** Opening Data for this task block **
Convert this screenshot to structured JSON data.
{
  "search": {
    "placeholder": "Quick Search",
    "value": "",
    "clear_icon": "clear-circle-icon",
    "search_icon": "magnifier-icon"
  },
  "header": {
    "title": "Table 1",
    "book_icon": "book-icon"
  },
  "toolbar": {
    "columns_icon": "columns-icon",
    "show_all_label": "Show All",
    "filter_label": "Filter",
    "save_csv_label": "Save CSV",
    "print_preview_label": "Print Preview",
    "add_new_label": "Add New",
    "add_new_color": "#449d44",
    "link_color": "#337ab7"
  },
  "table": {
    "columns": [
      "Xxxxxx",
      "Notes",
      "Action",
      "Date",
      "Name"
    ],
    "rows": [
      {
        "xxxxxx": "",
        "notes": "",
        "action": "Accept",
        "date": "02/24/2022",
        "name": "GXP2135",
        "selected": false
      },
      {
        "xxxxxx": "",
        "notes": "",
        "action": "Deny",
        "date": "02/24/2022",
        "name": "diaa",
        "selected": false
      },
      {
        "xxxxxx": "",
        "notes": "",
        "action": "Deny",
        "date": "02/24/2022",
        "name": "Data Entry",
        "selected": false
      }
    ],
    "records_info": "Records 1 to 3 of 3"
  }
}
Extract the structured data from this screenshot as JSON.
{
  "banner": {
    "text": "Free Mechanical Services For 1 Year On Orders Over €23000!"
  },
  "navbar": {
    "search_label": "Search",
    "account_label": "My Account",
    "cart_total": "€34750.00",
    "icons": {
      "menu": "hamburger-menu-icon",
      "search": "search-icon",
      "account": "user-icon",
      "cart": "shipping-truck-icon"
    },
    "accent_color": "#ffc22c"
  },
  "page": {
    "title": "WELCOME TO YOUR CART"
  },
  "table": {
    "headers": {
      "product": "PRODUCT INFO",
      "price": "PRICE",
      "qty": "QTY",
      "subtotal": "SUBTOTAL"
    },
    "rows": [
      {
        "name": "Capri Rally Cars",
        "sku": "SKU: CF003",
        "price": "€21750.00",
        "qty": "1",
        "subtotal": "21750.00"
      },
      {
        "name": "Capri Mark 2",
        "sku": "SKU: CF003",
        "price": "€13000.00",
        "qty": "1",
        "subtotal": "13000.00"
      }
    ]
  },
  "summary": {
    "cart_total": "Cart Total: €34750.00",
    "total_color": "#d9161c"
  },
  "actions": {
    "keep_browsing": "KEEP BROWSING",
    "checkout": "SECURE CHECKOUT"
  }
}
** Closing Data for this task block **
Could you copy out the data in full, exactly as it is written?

### Expected answer
Convert this screenshot to structured JSON data.
{
  "search": {
    "placeholder": "Quick Search",
    "value": "",
    "clear_icon": "clear-circle-icon",
    "search_icon": "magnifier-icon"
  },
  "header": {
    "title": "Table 1",
    "book_icon": "book-icon"
  },
  "toolbar": {
    "columns_icon": "columns-icon",
    "show_all_label": "Show All",
    "filter_label": "Filter",
    "save_csv_label": "Save CSV",
    "print_preview_label": "Print Preview",
    "add_new_label": "Add New",
    "add_new_color": "#449d44",
    "link_color": "#337ab7"
  },
  "table": {
    "columns": [
      "Xxxxxx",
      "Notes",
      "Action",
      "Date",
      "Name"
    ],
    "rows": [
      {
        "xxxxxx": "",
        "notes": "",
        "action": "Accept",
        "date": "02/24/2022",
        "name": "GXP2135",
        "selected": false
      },
      {
        "xxxxxx": "",
        "notes": "",
        "action": "Deny",
        "date": "02/24/2022",
        "name": "diaa",
        "selected": false
      },
      {
        "xxxxxx": "",
        "notes": "",
        "action": "Deny",
        "date": "02/24/2022",
        "name": "Data Entry",
        "selected": false
      }
    ],
    "records_info": "Records 1 to 3 of 3"
  }
}
Extract the structured data from this screenshot as JSON.
{
  "banner": {
    "text": "Free Mechanical Services For 1 Year On Orders Over €23000!"
  },
  "navbar": {
    "search_label": "Search",
    "account_label": "My Account",
    "cart_total": "€34750.00",
    "icons": {
      "menu": "hamburger-menu-icon",
      "search": "search-icon",
      "account": "user-icon",
      "cart": "shipping-truck-icon"
    },
    "accent_color": "#ffc22c"
  },
  "page": {
    "title": "WELCOME TO YOUR CART"
  },
  "table": {
    "headers": {
      "product": "PRODUCT INFO",
      "price": "PRICE",
      "qty": "QTY",
      "subtotal": "SUBTOTAL"
    },
    "rows": [
      {
        "name": "Capri Rally Cars",
        "sku": "SKU: CF003",
        "price": "€21750.00",
        "qty": "1",
        "subtotal": "21750.00"
      },
      {
        "name": "Capri Mark 2",
        "sku": "SKU: CF003",
        "price": "€13000.00",
        "qty": "1",
        "subtotal": "13000.00"
      }
    ]
  },
  "summary": {
    "cart_total": "Cart Total: €34750.00",
    "total_color": "#d9161c"
  },
  "actions": {
    "keep_browsing": "KEEP BROWSING",
    "checkout": "SECURE CHECKOUT"
  }
}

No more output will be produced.